According to the Contra Costa Times, BART could interrupt mobile phone service on its platform if there is "strong evidence of imminent, unlawful activity" that threatens the safety of passengers or BART employees, or causes potential disruption to train services.
BART officials say those circumstances could include a hostage situation or a situation where a cell phone could be used to detonate an explosive device.
BART had initially defended its position to cut off cell phone service ahead of a planned Aug. 11 demonstration organized online.
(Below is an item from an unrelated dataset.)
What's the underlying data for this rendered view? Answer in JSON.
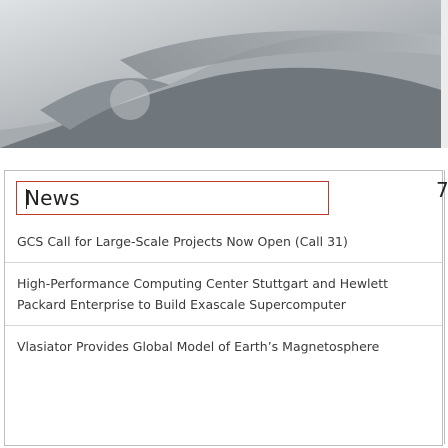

BART spokesperson Linton Johnson asserted the BART platform -- where, BART claims, protests are not permitted -- is not a 'free speech' zone.
"There was a Supreme Court ruling that allowed, under very narrow circumstances -- you have to meet a lot of tests in order to put public safety ahead of free speech, but there are exceptions," Johnson said.
The Aug. 11 protest failed to organize, but other protests formed following the news that BART had severed cell phone service.